“…Most of my clients are 18, and if they want to be white, I give them what they want. Black is beautiful, but I have no qualms with enhancing your complexion. 80% of Nigerian men want their women to be fair. They want a lady that draws attention to them. I’ve worked with many married women who complain of their men staring at fair women and they say to me:

“‘Susan, make me fair, I want to be attractive to my man!’ Some women have said their sons want them to visit their schools because they want to show off their fair mother…Black is beautiful but there is nothing wrong with enhancing your complexion.”

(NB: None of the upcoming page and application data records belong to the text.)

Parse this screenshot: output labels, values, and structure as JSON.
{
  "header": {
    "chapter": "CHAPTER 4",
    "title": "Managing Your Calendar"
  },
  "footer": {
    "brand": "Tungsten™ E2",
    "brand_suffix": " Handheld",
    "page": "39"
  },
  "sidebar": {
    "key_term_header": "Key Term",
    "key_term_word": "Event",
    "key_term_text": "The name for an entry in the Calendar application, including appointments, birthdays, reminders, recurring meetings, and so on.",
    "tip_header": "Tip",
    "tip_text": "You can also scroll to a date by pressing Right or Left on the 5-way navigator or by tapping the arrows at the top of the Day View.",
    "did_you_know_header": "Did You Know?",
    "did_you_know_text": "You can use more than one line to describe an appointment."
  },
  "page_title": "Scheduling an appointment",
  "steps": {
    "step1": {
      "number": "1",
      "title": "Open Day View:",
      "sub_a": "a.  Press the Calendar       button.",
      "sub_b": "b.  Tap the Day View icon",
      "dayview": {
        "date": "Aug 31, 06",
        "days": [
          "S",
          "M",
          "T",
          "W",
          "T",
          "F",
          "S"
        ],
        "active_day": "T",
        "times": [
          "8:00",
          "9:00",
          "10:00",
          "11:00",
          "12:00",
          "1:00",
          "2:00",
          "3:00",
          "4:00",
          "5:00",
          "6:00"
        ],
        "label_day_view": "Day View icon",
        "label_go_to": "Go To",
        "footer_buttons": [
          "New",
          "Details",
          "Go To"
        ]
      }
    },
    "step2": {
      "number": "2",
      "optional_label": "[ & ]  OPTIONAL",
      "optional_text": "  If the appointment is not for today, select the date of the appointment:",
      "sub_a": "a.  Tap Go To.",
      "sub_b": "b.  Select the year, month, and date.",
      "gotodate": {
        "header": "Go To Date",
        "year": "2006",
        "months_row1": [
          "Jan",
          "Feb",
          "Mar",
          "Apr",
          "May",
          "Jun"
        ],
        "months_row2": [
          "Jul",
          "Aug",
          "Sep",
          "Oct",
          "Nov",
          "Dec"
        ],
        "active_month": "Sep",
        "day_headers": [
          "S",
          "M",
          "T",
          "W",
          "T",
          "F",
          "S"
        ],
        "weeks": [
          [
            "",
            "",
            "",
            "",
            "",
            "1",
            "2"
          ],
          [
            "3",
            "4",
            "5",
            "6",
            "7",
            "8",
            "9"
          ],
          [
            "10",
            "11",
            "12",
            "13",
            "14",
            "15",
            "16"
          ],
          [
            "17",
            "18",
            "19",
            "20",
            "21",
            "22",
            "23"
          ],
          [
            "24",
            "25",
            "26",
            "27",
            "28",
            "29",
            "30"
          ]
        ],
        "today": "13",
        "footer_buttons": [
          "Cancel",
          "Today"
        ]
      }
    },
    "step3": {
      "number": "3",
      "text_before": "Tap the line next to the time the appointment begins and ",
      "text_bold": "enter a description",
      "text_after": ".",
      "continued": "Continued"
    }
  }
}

Some studies have it that at least 70% of Nigerian women confess to using one form of bleaching or whitening product to another. Like one of these author’s classmates used to say, even God likes what is fair and also loves whiteness.

Granted, Susan’s offers an excellent synopsis of the problem of skin-bleaching not only in Nigeria but across Africa.

But Olisa Adibua, one of Nigeria’s and Africa’s top media personalities has these harsh words for her:

“I think it is disgusting and horrible. I don’t believe most Nigerian men love women with fair skin…In fact, being natural is most preferable. Most women who bleach end up with darker knuckles and knees like it’s not part of their bodies. They also have a very horrible smell.”

This statement may sound misogynistic to a certain extent. While it is true that skin-bleaching may trigger all sorts of awful smell in women, what do we have to say about men who bleach? In other words is it possible for a man who also bleaches his skin, like a woman, to have a dreadful odor?

Elsewhere the romantic walls around Buju Banton’s love for light-skinned women, symbolized by romantic ballads such as “Love Me Browning,” came tumbling down when the general public and his fandom exposed his penchant for—or infatuation with—the fair sex.

He was subjected to public criticism, during which time he released “Love Black Woman” to assuage the rising tide of public angst. Ghanaian musicians will no doubt call “Love Me Browning” “Obibini Se Broni.”

Finally, LisaRaye McCoy’s anti-skin-bleaching/anti-whitening movie “Skinned,” a movie featuring Van Vicker, and Akosua Adoma Owusu’s short film “Me Broni Ba” are a must-see. Indeed, pigmentocracy and low self-esteem is a real problem across the world.

We shall return with Part 2, the concluding segment.

Columnist: Kwarteng, Francis